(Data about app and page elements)

━━━━━━━━━━━━━━━━━━━━

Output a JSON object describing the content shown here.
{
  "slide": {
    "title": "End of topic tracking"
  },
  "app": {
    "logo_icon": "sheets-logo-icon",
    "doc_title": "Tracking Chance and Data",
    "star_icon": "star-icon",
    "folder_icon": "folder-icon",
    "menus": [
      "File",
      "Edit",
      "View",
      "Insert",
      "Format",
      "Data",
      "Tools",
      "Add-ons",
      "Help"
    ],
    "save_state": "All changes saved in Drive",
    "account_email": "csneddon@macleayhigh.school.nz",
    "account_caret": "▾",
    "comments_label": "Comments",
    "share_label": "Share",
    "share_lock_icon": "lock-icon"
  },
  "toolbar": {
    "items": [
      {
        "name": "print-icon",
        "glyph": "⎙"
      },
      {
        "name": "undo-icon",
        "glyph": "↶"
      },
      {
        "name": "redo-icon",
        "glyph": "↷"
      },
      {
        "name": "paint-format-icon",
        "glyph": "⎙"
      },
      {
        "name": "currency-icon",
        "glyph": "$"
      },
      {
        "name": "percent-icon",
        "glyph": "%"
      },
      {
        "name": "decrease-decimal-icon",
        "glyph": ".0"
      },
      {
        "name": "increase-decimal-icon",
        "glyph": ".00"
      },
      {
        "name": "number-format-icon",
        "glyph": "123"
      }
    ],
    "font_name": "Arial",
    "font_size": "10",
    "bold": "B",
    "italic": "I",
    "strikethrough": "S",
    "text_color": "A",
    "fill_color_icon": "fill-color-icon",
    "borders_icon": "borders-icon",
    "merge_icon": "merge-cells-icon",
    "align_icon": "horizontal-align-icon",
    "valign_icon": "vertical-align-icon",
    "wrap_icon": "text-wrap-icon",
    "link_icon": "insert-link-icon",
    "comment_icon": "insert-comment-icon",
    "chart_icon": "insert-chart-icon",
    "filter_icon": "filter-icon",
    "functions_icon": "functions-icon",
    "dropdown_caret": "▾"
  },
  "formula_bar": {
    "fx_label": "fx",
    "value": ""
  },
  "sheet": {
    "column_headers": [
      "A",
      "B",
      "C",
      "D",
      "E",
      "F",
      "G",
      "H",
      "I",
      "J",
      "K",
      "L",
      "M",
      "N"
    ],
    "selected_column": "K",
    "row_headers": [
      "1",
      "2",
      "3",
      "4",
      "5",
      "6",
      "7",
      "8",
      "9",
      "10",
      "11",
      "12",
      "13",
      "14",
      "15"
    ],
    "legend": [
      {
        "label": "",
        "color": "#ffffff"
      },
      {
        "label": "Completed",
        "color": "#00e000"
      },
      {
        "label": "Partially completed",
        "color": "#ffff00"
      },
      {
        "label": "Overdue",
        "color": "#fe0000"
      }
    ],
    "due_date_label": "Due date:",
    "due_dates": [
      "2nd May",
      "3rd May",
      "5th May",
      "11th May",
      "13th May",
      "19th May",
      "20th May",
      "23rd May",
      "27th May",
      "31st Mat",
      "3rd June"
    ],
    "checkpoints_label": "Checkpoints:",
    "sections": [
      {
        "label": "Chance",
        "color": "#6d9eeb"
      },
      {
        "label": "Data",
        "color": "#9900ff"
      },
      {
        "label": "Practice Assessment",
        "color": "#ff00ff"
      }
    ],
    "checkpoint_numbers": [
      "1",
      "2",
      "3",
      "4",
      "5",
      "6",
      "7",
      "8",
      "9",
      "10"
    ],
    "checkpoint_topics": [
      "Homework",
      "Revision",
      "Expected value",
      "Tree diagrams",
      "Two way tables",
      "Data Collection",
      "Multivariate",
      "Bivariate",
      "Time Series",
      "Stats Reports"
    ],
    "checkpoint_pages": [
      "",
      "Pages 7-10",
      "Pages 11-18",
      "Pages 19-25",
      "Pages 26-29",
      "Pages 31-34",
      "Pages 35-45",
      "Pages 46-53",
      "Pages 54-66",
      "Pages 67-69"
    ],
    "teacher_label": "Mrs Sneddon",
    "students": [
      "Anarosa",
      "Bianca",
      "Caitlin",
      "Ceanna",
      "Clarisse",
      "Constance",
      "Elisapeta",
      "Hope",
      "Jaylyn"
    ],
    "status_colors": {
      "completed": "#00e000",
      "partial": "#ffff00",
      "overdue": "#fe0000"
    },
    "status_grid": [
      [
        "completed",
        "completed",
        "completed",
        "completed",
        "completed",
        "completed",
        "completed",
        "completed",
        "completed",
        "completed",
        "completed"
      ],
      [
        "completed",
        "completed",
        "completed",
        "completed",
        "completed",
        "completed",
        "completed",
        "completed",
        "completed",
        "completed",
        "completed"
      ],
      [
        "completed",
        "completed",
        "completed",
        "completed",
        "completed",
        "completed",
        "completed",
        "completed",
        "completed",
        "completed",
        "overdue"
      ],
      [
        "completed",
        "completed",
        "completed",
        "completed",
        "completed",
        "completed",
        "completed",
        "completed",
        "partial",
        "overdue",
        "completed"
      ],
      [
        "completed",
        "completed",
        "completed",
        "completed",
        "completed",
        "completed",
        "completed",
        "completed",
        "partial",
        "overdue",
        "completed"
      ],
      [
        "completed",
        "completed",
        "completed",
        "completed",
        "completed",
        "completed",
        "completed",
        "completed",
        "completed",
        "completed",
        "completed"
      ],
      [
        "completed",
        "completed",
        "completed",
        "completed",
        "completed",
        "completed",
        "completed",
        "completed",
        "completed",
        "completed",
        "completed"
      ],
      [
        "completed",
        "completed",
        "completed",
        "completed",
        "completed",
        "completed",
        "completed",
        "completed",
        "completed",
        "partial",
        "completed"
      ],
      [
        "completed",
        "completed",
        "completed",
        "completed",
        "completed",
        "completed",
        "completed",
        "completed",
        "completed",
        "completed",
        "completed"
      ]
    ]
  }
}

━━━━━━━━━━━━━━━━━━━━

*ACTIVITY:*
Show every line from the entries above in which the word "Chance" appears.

*YOUR RESPONSE:*
    "doc_title": "Tracking Chance and Data",
        "label": "Chance",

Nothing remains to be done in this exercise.